* _WORK ORDER_
Extract each line of the records below that contains the word "number".

(Dataset rows for apps and sites)
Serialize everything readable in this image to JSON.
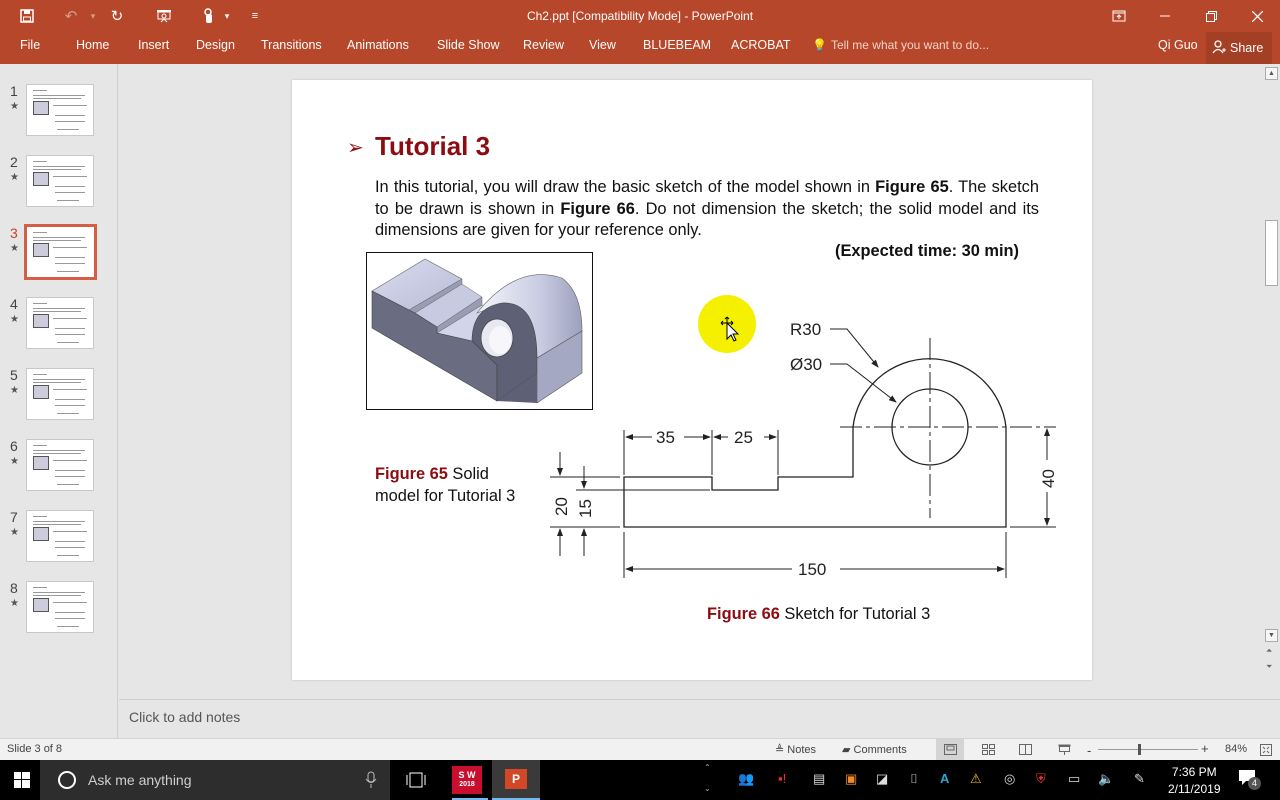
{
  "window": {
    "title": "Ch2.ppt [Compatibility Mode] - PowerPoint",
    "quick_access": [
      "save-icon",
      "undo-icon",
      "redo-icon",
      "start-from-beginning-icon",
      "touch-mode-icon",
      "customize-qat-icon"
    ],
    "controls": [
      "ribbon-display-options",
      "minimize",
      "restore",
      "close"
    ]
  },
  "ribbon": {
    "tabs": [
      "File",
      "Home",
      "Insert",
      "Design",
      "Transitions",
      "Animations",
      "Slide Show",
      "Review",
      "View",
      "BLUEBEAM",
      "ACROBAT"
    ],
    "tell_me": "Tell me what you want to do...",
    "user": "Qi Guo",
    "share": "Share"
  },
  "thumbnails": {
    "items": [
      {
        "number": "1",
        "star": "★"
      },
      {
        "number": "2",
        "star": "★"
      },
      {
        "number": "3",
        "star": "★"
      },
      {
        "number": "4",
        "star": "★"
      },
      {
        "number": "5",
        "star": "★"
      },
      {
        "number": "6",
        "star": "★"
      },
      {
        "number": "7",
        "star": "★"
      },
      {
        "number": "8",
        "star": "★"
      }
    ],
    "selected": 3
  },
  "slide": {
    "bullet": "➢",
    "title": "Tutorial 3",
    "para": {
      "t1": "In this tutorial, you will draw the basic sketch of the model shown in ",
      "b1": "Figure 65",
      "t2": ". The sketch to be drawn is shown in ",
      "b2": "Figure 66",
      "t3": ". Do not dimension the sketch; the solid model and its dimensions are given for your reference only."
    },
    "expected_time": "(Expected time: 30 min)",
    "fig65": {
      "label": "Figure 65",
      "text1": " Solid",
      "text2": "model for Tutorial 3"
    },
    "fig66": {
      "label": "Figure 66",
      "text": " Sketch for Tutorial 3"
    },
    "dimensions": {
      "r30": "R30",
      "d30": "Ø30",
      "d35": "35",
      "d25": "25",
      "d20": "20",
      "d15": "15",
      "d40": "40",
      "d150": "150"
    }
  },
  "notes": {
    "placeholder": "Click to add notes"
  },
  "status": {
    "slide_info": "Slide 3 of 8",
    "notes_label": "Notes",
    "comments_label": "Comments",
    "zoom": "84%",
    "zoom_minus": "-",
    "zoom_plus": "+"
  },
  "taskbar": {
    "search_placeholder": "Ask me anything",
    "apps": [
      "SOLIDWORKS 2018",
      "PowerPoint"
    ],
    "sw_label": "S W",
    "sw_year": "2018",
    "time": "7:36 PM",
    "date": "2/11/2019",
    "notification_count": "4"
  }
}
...
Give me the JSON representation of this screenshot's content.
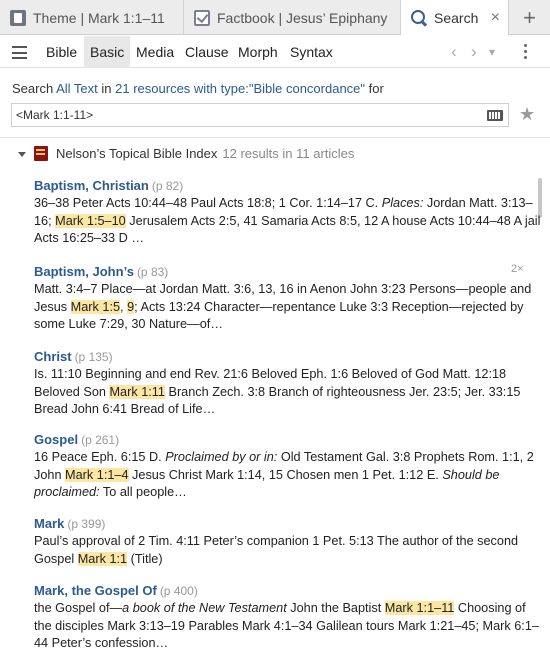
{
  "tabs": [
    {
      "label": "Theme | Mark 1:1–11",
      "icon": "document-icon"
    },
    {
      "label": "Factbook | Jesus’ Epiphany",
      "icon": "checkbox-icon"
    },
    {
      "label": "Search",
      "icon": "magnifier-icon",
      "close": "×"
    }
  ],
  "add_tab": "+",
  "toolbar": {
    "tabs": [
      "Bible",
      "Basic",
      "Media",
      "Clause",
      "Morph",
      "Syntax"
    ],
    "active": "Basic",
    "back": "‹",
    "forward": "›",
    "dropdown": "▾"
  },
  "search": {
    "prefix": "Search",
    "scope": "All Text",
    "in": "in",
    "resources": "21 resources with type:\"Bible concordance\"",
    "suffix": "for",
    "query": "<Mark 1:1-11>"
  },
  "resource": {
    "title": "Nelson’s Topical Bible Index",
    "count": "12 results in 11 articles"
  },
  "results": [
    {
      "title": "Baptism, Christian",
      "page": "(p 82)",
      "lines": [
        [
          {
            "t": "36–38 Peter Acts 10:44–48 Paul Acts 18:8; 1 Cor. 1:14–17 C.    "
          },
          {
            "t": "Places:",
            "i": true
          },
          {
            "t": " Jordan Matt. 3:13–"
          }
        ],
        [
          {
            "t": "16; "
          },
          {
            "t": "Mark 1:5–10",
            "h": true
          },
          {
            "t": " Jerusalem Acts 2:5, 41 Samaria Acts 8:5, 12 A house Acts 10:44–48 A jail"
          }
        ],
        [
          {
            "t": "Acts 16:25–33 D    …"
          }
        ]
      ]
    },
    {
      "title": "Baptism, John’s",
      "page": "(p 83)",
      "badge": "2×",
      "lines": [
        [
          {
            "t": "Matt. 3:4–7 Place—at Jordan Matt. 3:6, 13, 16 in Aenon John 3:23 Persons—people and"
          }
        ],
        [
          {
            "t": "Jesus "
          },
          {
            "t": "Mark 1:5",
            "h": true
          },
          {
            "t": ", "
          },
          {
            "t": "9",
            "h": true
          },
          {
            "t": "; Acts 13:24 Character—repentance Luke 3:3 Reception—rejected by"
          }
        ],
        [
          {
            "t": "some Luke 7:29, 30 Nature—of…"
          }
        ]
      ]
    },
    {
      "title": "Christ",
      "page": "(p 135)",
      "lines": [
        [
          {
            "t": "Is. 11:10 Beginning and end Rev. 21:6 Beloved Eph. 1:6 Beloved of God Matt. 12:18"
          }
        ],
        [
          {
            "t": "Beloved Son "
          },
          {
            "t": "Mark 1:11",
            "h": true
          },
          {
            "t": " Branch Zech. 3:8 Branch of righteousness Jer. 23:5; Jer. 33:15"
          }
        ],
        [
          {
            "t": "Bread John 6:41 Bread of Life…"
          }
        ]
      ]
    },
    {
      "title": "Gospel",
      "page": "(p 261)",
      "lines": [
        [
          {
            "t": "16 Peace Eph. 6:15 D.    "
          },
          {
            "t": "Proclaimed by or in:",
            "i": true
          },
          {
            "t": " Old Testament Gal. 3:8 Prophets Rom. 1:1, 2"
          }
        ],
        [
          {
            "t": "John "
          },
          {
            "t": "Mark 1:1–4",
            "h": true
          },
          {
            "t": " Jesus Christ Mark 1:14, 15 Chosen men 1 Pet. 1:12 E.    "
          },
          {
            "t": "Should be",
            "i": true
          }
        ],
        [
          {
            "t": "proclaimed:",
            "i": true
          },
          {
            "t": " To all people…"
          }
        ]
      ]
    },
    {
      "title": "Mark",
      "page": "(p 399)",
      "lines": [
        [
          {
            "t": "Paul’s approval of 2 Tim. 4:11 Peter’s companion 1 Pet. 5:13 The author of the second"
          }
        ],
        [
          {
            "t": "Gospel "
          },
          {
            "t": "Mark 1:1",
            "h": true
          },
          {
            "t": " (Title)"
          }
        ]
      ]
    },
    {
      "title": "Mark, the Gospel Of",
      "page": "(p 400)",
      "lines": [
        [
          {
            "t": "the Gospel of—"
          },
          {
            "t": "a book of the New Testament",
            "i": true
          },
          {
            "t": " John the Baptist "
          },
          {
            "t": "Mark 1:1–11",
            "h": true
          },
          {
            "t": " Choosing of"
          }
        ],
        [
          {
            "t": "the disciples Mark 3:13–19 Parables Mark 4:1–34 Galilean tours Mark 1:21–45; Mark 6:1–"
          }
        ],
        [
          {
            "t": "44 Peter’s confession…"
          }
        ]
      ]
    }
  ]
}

* _YOUR RESPONSE_
        "number": "1",
        "number": "2",
        "number": "3",
        "number": "4",
        "number": "5",
        "number": "6",
        "number": "7",
        "number": "8",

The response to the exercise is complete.